WHAT TO WORK ON
Every line from the one with "Enumerate this screenshot's" to the end of the listing, and nothing else, is to be printed exactly; please leave the pictures out.

PROVIDED RECORDS
--- START ---
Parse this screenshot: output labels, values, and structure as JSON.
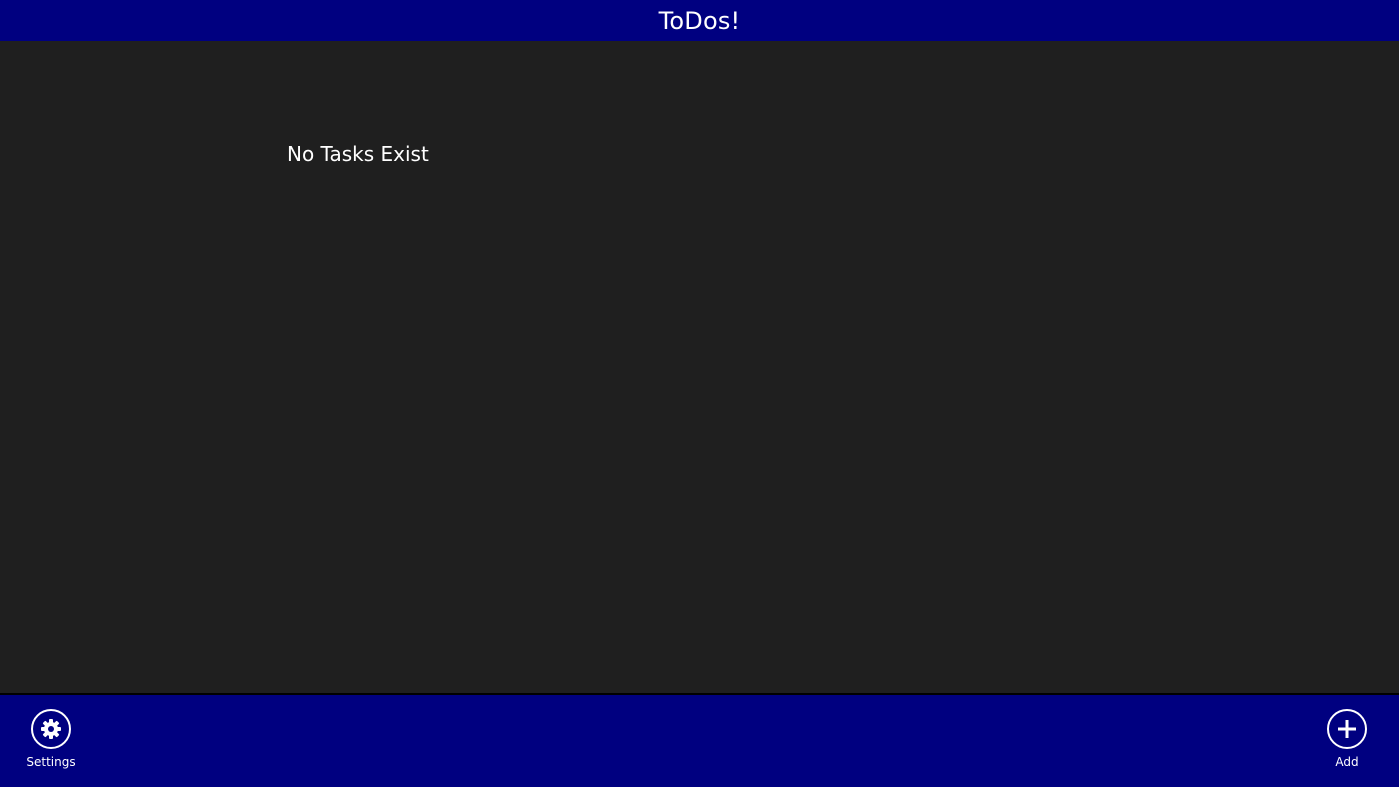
{
  "header": {
    "title": "ToDos!"
  },
  "main": {
    "empty_message": "No Tasks Exist"
  },
  "app_bar": {
    "settings": {
      "label": "Settings",
      "icon": "gear-icon"
    },
    "add": {
      "label": "Add",
      "icon": "plus-icon"
    }
  },
  "colors": {
    "accent": "#000080",
    "background": "#1f1f1f",
    "text": "#ffffff"
  }
}
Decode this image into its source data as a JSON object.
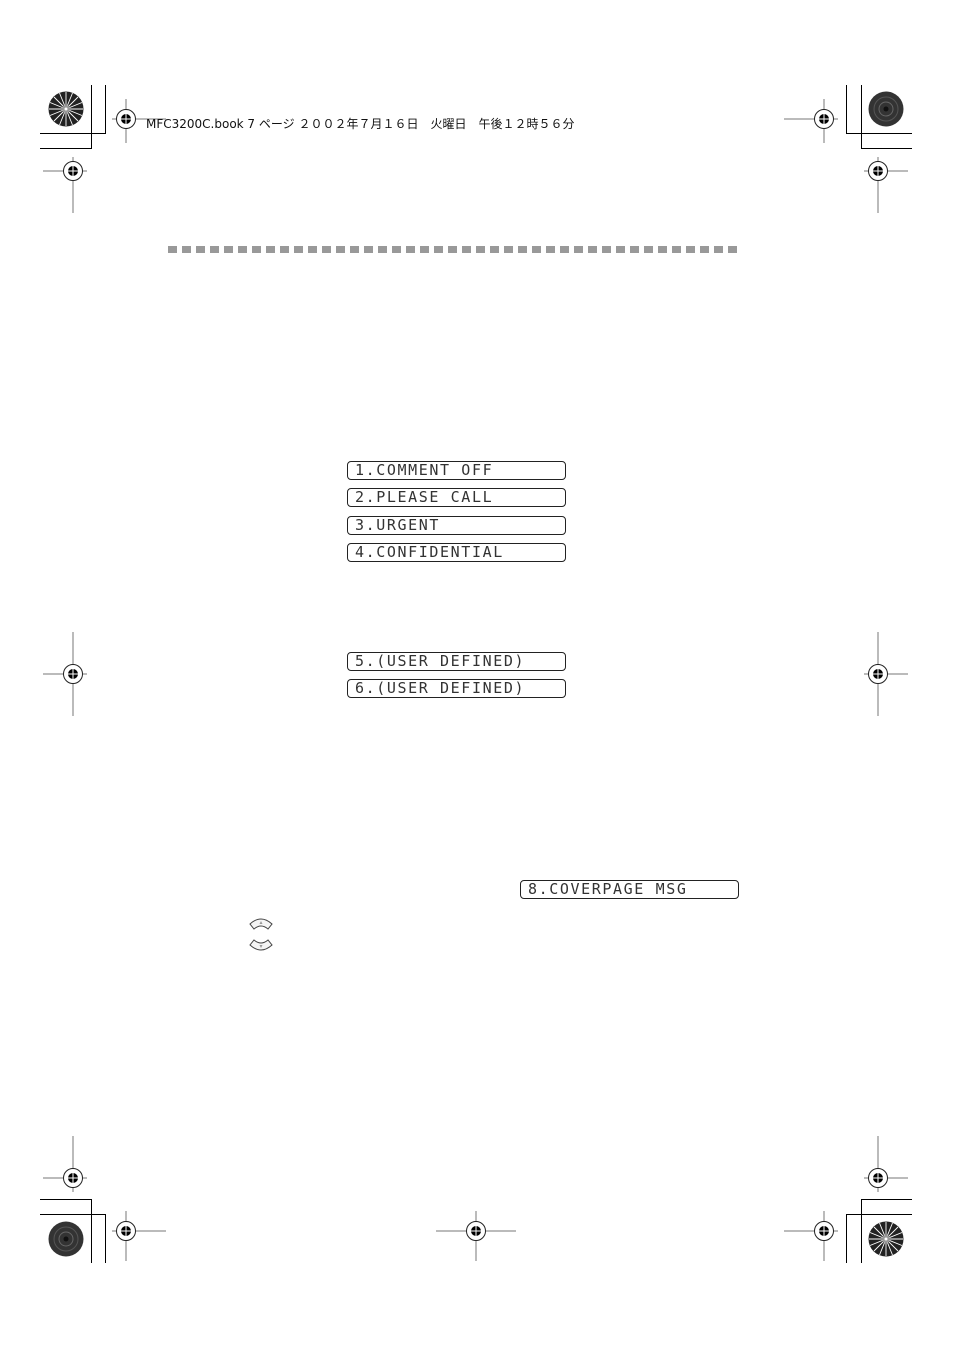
{
  "header": {
    "text": "MFC3200C.book 7 ページ ２００２年７月１６日　火曜日　午後１２時５６分"
  },
  "lcd_displays": {
    "group1": [
      "1.COMMENT OFF",
      "2.PLEASE CALL",
      "3.URGENT",
      "4.CONFIDENTIAL"
    ],
    "group2": [
      "5.(USER DEFINED)",
      "6.(USER DEFINED)"
    ],
    "coverpage": "8.COVERPAGE MSG"
  },
  "icons": {
    "nav_up": "up-arrow-key-icon",
    "nav_down": "down-arrow-key-icon",
    "registration": "crosshair-registration-icon",
    "color_target": "starburst-target-icon"
  },
  "colors": {
    "dash": "#999999",
    "lcd_border": "#222222",
    "lcd_text": "#333333"
  }
}
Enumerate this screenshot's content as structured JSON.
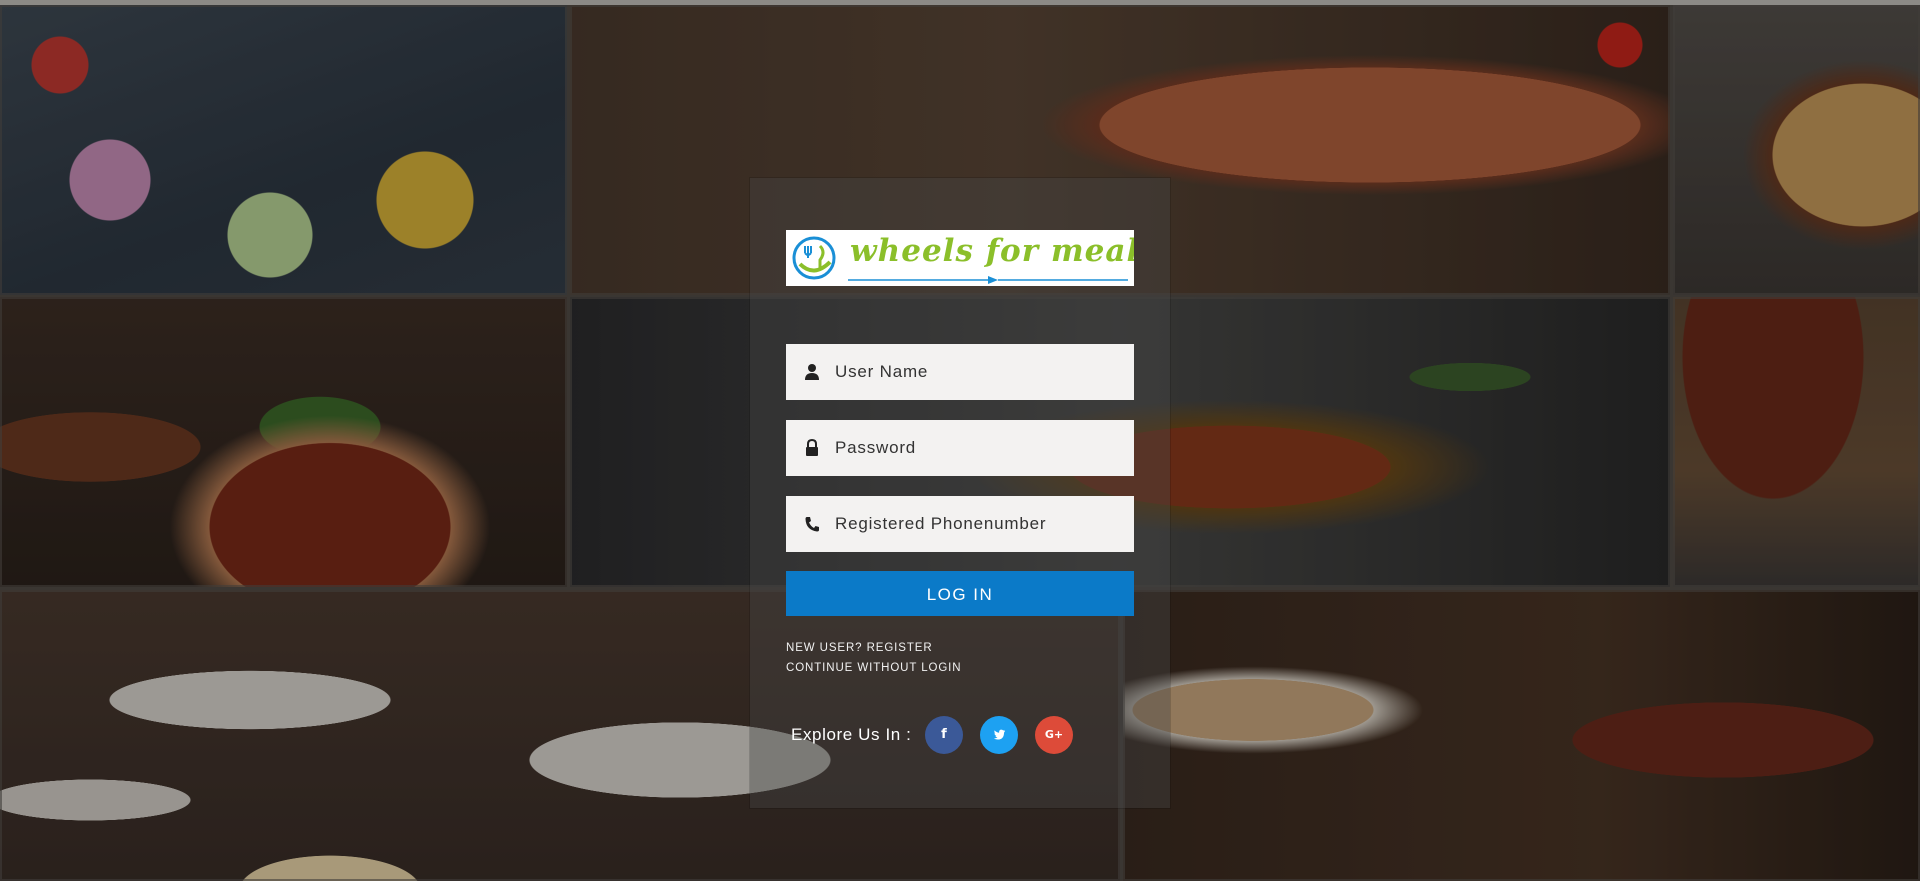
{
  "logo": {
    "text": "wheels for meals",
    "colors": {
      "green": "#8bbf2a",
      "blue": "#1a8fd6"
    },
    "icon": "fork-knife-wheel-icon"
  },
  "form": {
    "username": {
      "placeholder": "User Name",
      "value": "",
      "icon": "user-icon"
    },
    "password": {
      "placeholder": "Password",
      "value": "",
      "icon": "lock-icon"
    },
    "phone": {
      "placeholder": "Registered Phonenumber",
      "value": "",
      "icon": "phone-icon"
    },
    "login_label": "LOG IN",
    "login_color": "#0b7ac8"
  },
  "links": {
    "register": "NEW USER? REGISTER",
    "continue": "CONTINUE WITHOUT LOGIN"
  },
  "social": {
    "label": "Explore Us In :",
    "items": [
      {
        "name": "facebook",
        "glyph": "f",
        "icon": "facebook-icon",
        "color": "#3b5998"
      },
      {
        "name": "twitter",
        "glyph": "🐦",
        "icon": "twitter-icon",
        "color": "#1da1f2"
      },
      {
        "name": "google-plus",
        "glyph": "G+",
        "icon": "google-plus-icon",
        "color": "#dd4b39"
      }
    ]
  }
}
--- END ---
WRITTEN SOLUTION
Enumerate this screenshot's content as structured JSON.
{
  "logo": {
    "text": "wheels for meals",
    "colors": {
      "green": "#8bbf2a",
      "blue": "#1a8fd6"
    },
    "icon": "fork-knife-wheel-icon"
  },
  "form": {
    "username": {
      "placeholder": "User Name",
      "value": "",
      "icon": "user-icon"
    },
    "password": {
      "placeholder": "Password",
      "value": "",
      "icon": "lock-icon"
    },
    "phone": {
      "placeholder": "Registered Phonenumber",
      "value": "",
      "icon": "phone-icon"
    },
    "login_label": "LOG IN",
    "login_color": "#0b7ac8"
  },
  "links": {
    "register": "NEW USER? REGISTER",
    "continue": "CONTINUE WITHOUT LOGIN"
  },
  "social": {
    "label": "Explore Us In :",
    "items": [
      {
        "name": "facebook",
        "glyph": "f",
        "icon": "facebook-icon",
        "color": "#3b5998"
      },
      {
        "name": "twitter",
        "glyph": "🐦",
        "icon": "twitter-icon",
        "color": "#1da1f2"
      },
      {
        "name": "google-plus",
        "glyph": "G+",
        "icon": "google-plus-icon",
        "color": "#dd4b39"
      }
    ]
  }
}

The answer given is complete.